Using Bleach to Kill Mold Can Backfire

Household mold is dangerous and can cause many problems, including illness and the destruction of property. Mold should never be allowed to grow. Action should be taken immediately to prevent further damage and expenses.

Is my problem: Mold or Mildew?

“Mildew” and “mold” are often used interchangeably, as if they are the same thing. Mold that grows indoors is often called mildew, especially when found on clothing or other fabric. Scientists call a fungus that grows on plants mildew. If it grows on a plant, it is mildew; if it grows indoors, it is mold. It doesn’t matter much, however, as most people know what is meant when either word is used.

Should You Reach for the Bleach for Mold Remediation?

Bleach is commonly believed to be an effective fungicide (mold-killer). On porous surfaces such as walls, floors, ceilings, and cabinets, however, it is not effective – in fact, it can actually feed the mold and make the problem worse. This is counterintuitive – it goes against the common thought that bleach kills germs.

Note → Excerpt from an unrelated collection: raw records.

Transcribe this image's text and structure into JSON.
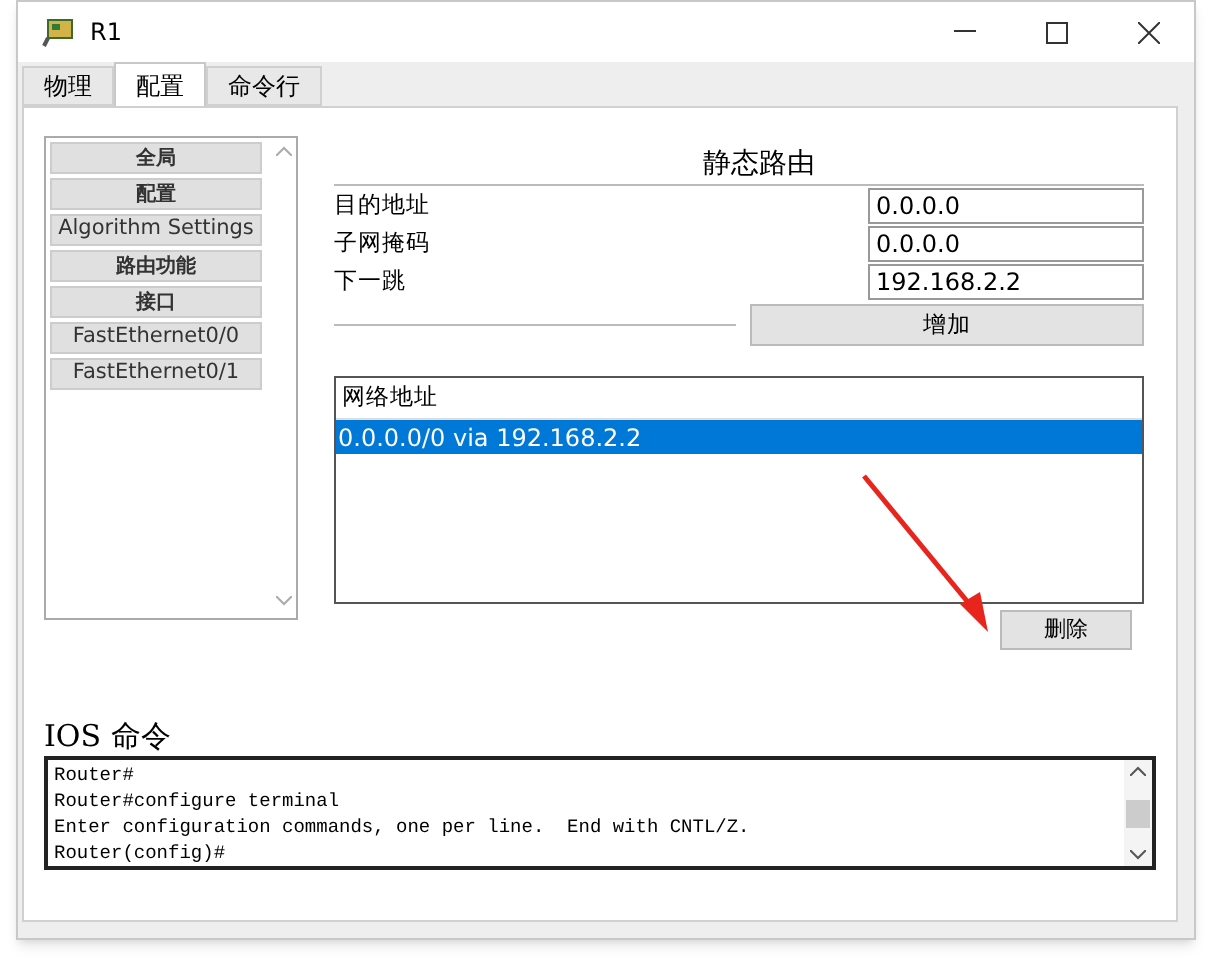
{
  "window": {
    "title": "R1"
  },
  "tabs": [
    {
      "label": "物理",
      "selected": false
    },
    {
      "label": "配置",
      "selected": true
    },
    {
      "label": "命令行",
      "selected": false
    }
  ],
  "sidebar": {
    "items": [
      {
        "label": "全局",
        "kind": "header"
      },
      {
        "label": "配置",
        "kind": "header"
      },
      {
        "label": "Algorithm Settings",
        "kind": "item"
      },
      {
        "label": "路由功能",
        "kind": "header"
      },
      {
        "label": "接口",
        "kind": "header"
      },
      {
        "label": "FastEthernet0/0",
        "kind": "item"
      },
      {
        "label": "FastEthernet0/1",
        "kind": "item"
      }
    ]
  },
  "static_route": {
    "title": "静态路由",
    "fields": [
      {
        "label": "目的地址",
        "value": "0.0.0.0"
      },
      {
        "label": "子网掩码",
        "value": "0.0.0.0"
      },
      {
        "label": "下一跳",
        "value": "192.168.2.2"
      }
    ],
    "add_button": "增加",
    "list": {
      "header": "网络地址",
      "rows": [
        {
          "text": "0.0.0.0/0 via 192.168.2.2",
          "selected": true
        }
      ]
    },
    "delete_button": "删除"
  },
  "ios": {
    "title": "IOS 命令",
    "lines": [
      "Router#",
      "Router#configure terminal",
      "Enter configuration commands, one per line.  End with CNTL/Z.",
      "Router(config)#"
    ]
  }
}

How can bleach feed the mold, when it is supposed to kill it? It has to do with the composition of bleach and the structure of mold.

Chlorine bleach is mostly water. The water in the bleach carries the active chemical ingredient known as chlorine (sodium hypochlorite). Several sources, including the bleach-mold-myth say that the chlorine in bleach remains on the surface of the wood and does not soak down into the wood.

Mold grows in colonies, sending out branches as it grows. Killing one part of the mold will not kill the mold. overall.  Instead, the mold comes back. If it has been fed by using bleach or some other household cleaner, it comes back stronger. So call us today to get rid of your mold forever.